Could you set down every entry below exactly as it is?

(Dataset rows describing interfaces)
++++++++

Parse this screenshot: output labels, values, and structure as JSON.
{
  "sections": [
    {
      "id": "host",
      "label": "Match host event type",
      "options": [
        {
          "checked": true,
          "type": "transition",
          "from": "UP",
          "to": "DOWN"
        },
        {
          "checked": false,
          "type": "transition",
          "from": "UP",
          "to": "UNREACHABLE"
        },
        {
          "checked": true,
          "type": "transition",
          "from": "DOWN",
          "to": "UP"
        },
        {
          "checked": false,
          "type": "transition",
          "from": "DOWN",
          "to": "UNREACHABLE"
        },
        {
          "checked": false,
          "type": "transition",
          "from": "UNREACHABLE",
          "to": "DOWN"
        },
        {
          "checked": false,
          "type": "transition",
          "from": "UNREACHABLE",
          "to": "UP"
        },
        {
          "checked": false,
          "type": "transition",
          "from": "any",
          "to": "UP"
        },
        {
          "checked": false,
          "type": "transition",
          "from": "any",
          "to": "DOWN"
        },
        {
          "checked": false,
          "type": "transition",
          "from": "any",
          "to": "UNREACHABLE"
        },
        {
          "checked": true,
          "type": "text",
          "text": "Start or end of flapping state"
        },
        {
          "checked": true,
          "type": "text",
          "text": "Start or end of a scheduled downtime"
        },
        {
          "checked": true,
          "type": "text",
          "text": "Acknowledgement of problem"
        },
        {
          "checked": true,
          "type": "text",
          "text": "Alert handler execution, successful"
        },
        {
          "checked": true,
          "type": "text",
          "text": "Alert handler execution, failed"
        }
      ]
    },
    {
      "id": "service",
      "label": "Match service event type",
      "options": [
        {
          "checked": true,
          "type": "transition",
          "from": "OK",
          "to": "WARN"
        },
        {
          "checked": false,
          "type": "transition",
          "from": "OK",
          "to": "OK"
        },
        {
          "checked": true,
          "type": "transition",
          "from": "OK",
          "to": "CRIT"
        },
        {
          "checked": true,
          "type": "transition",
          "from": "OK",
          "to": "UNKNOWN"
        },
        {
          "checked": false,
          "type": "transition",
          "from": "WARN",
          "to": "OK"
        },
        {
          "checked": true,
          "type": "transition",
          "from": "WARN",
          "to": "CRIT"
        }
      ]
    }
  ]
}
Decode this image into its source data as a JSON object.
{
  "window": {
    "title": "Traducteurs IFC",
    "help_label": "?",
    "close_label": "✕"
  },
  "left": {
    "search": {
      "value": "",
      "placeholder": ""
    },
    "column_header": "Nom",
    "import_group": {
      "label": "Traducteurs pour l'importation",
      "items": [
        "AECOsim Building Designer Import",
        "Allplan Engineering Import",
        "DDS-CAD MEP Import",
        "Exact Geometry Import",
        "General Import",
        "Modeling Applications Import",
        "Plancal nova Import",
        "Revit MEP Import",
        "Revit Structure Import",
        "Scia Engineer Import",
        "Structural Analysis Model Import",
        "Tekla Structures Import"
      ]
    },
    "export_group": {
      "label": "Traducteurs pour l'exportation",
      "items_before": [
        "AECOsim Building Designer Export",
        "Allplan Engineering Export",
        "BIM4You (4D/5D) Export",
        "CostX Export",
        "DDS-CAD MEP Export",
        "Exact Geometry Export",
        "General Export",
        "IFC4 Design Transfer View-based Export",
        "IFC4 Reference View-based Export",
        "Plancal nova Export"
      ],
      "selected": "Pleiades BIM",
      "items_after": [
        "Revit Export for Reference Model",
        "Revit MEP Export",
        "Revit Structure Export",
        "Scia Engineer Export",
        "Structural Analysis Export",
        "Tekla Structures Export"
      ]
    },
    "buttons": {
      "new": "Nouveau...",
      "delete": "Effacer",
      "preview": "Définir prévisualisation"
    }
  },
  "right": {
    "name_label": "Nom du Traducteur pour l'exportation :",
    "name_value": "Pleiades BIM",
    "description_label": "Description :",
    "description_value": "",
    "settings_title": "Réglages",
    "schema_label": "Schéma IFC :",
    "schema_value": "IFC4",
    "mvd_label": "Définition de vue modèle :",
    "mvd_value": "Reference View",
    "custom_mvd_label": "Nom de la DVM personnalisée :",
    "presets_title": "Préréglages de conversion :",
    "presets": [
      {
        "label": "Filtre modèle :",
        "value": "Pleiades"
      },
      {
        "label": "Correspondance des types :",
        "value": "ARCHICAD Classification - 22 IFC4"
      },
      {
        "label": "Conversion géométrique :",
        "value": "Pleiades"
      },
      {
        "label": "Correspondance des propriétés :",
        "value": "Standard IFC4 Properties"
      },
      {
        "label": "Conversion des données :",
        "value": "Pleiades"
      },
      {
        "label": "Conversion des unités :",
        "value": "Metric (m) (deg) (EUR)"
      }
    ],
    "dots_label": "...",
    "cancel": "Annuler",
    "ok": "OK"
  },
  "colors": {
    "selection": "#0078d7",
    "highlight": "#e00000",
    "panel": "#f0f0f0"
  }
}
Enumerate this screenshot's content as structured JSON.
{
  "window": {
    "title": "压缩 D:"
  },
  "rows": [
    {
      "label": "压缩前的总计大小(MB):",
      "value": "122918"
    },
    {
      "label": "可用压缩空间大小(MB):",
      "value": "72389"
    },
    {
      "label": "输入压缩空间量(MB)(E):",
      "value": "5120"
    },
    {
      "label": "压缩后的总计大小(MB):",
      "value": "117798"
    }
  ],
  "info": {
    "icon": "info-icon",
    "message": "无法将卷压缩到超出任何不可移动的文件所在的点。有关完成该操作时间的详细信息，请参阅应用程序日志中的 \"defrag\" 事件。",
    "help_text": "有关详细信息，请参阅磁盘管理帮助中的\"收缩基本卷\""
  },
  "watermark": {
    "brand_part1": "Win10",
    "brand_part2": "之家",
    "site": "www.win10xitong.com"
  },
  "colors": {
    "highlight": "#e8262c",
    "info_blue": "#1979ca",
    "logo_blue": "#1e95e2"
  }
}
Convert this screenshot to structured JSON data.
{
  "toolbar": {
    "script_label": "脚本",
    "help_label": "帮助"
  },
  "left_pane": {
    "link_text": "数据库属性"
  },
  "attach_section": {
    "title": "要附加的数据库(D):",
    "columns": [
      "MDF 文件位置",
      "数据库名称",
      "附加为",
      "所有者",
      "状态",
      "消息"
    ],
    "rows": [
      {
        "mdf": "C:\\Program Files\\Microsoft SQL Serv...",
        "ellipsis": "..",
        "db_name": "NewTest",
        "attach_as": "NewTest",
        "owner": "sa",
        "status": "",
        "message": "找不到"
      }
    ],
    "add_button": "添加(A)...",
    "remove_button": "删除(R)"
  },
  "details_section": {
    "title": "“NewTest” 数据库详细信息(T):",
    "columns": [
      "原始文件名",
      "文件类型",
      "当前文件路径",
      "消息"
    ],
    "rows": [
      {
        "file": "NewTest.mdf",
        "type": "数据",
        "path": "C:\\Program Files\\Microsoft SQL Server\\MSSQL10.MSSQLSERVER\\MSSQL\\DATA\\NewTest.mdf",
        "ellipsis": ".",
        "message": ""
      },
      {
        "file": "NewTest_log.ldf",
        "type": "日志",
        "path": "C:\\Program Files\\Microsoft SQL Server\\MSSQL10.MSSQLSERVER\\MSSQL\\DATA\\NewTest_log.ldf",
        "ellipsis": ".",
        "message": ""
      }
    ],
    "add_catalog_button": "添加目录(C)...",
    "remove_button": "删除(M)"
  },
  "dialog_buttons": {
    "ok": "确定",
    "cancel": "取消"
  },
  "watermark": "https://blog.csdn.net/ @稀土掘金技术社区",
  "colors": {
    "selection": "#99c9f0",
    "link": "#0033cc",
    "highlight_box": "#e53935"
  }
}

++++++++

§ Written solution:
Parse this screenshot: output labels, values, and structure as JSON.
{
  "sections": [
    {
      "id": "host",
      "label": "Match host event type",
      "options": [
        {
          "checked": true,
          "type": "transition",
          "from": "UP",
          "to": "DOWN"
        },
        {
          "checked": false,
          "type": "transition",
          "from": "UP",
          "to": "UNREACHABLE"
        },
        {
          "checked": true,
          "type": "transition",
          "from": "DOWN",
          "to": "UP"
        },
        {
          "checked": false,
          "type": "transition",
          "from": "DOWN",
          "to": "UNREACHABLE"
        },
        {
          "checked": false,
          "type": "transition",
          "from": "UNREACHABLE",
          "to": "DOWN"
        },
        {
          "checked": false,
          "type": "transition",
          "from": "UNREACHABLE",
          "to": "UP"
        },
        {
          "checked": false,
          "type": "transition",
          "from": "any",
          "to": "UP"
        },
        {
          "checked": false,
          "type": "transition",
          "from": "any",
          "to": "DOWN"
        },
        {
          "checked": false,
          "type": "transition",
          "from": "any",
          "to": "UNREACHABLE"
        },
        {
          "checked": true,
          "type": "text",
          "text": "Start or end of flapping state"
        },
        {
          "checked": true,
          "type": "text",
          "text": "Start or end of a scheduled downtime"
        },
        {
          "checked": true,
          "type": "text",
          "text": "Acknowledgement of problem"
        },
        {
          "checked": true,
          "type": "text",
          "text": "Alert handler execution, successful"
        },
        {
          "checked": true,
          "type": "text",
          "text": "Alert handler execution, failed"
        }
      ]
    },
    {
      "id": "service",
      "label": "Match service event type",
      "options": [
        {
          "checked": true,
          "type": "transition",
          "from": "OK",
          "to": "WARN"
        },
        {
          "checked": false,
          "type": "transition",
          "from": "OK",
          "to": "OK"
        },
        {
          "checked": true,
          "type": "transition",
          "from": "OK",
          "to": "CRIT"
        },
        {
          "checked": true,
          "type": "transition",
          "from": "OK",
          "to": "UNKNOWN"
        },
        {
          "checked": false,
          "type": "transition",
          "from": "WARN",
          "to": "OK"
        },
        {
          "checked": true,
          "type": "transition",
          "from": "WARN",
          "to": "CRIT"
        }
      ]
    }
  ]
}
Decode this image into its source data as a JSON object.
{
  "window": {
    "title": "Traducteurs IFC",
    "help_label": "?",
    "close_label": "✕"
  },
  "left": {
    "search": {
      "value": "",
      "placeholder": ""
    },
    "column_header": "Nom",
    "import_group": {
      "label": "Traducteurs pour l'importation",
      "items": [
        "AECOsim Building Designer Import",
        "Allplan Engineering Import",
        "DDS-CAD MEP Import",
        "Exact Geometry Import",
        "General Import",
        "Modeling Applications Import",
        "Plancal nova Import",
        "Revit MEP Import",
        "Revit Structure Import",
        "Scia Engineer Import",
        "Structural Analysis Model Import",
        "Tekla Structures Import"
      ]
    },
    "export_group": {
      "label": "Traducteurs pour l'exportation",
      "items_before": [
        "AECOsim Building Designer Export",
        "Allplan Engineering Export",
        "BIM4You (4D/5D) Export",
        "CostX Export",
        "DDS-CAD MEP Export",
        "Exact Geometry Export",
        "General Export",
        "IFC4 Design Transfer View-based Export",
        "IFC4 Reference View-based Export",
        "Plancal nova Export"
      ],
      "selected": "Pleiades BIM",
      "items_after": [
        "Revit Export for Reference Model",
        "Revit MEP Export",
        "Revit Structure Export",
        "Scia Engineer Export",
        "Structural Analysis Export",
        "Tekla Structures Export"
      ]
    },
    "buttons": {
      "new": "Nouveau...",
      "delete": "Effacer",
      "preview": "Définir prévisualisation"
    }
  },
  "right": {
    "name_label": "Nom du Traducteur pour l'exportation :",
    "name_value": "Pleiades BIM",
    "description_label": "Description :",
    "description_value": "",
    "settings_title": "Réglages",
    "schema_label": "Schéma IFC :",
    "schema_value": "IFC4",
    "mvd_label": "Définition de vue modèle :",
    "mvd_value": "Reference View",
    "custom_mvd_label": "Nom de la DVM personnalisée :",
    "presets_title": "Préréglages de conversion :",
    "presets": [
      {
        "label": "Filtre modèle :",
        "value": "Pleiades"
      },
      {
        "label": "Correspondance des types :",
        "value": "ARCHICAD Classification - 22 IFC4"
      },
      {
        "label": "Conversion géométrique :",
        "value": "Pleiades"
      },
      {
        "label": "Correspondance des propriétés :",
        "value": "Standard IFC4 Properties"
      },
      {
        "label": "Conversion des données :",
        "value": "Pleiades"
      },
      {
        "label": "Conversion des unités :",
        "value": "Metric (m) (deg) (EUR)"
      }
    ],
    "dots_label": "...",
    "cancel": "Annuler",
    "ok": "OK"
  },
  "colors": {
    "selection": "#0078d7",
    "highlight": "#e00000",
    "panel": "#f0f0f0"
  }
}
Enumerate this screenshot's content as structured JSON.
{
  "window": {
    "title": "压缩 D:"
  },
  "rows": [
    {
      "label": "压缩前的总计大小(MB):",
      "value": "122918"
    },
    {
      "label": "可用压缩空间大小(MB):",
      "value": "72389"
    },
    {
      "label": "输入压缩空间量(MB)(E):",
      "value": "5120"
    },
    {
      "label": "压缩后的总计大小(MB):",
      "value": "117798"
    }
  ],
  "info": {
    "icon": "info-icon",
    "message": "无法将卷压缩到超出任何不可移动的文件所在的点。有关完成该操作时间的详细信息，请参阅应用程序日志中的 \"defrag\" 事件。",
    "help_text": "有关详细信息，请参阅磁盘管理帮助中的\"收缩基本卷\""
  },
  "watermark": {
    "brand_part1": "Win10",
    "brand_part2": "之家",
    "site": "www.win10xitong.com"
  },
  "colors": {
    "highlight": "#e8262c",
    "info_blue": "#1979ca",
    "logo_blue": "#1e95e2"
  }
}
Convert this screenshot to structured JSON data.
{
  "toolbar": {
    "script_label": "脚本",
    "help_label": "帮助"
  },
  "left_pane": {
    "link_text": "数据库属性"
  },
  "attach_section": {
    "title": "要附加的数据库(D):",
    "columns": [
      "MDF 文件位置",
      "数据库名称",
      "附加为",
      "所有者",
      "状态",
      "消息"
    ],
    "rows": [
      {
        "mdf": "C:\\Program Files\\Microsoft SQL Serv...",
        "ellipsis": "..",
        "db_name": "NewTest",
        "attach_as": "NewTest",
        "owner": "sa",
        "status": "",
        "message": "找不到"
      }
    ],
    "add_button": "添加(A)...",
    "remove_button": "删除(R)"
  },
  "details_section": {
    "title": "“NewTest” 数据库详细信息(T):",
    "columns": [
      "原始文件名",
      "文件类型",
      "当前文件路径",
      "消息"
    ],
    "rows": [
      {
        "file": "NewTest.mdf",
        "type": "数据",
        "path": "C:\\Program Files\\Microsoft SQL Server\\MSSQL10.MSSQLSERVER\\MSSQL\\DATA\\NewTest.mdf",
        "ellipsis": ".",
        "message": ""
      },
      {
        "file": "NewTest_log.ldf",
        "type": "日志",
        "path": "C:\\Program Files\\Microsoft SQL Server\\MSSQL10.MSSQLSERVER\\MSSQL\\DATA\\NewTest_log.ldf",
        "ellipsis": ".",
        "message": ""
      }
    ],
    "add_catalog_button": "添加目录(C)...",
    "remove_button": "删除(M)"
  },
  "dialog_buttons": {
    "ok": "确定",
    "cancel": "取消"
  },
  "watermark": "https://blog.csdn.net/ @稀土掘金技术社区",
  "colors": {
    "selection": "#99c9f0",
    "link": "#0033cc",
    "highlight_box": "#e53935"
  }
}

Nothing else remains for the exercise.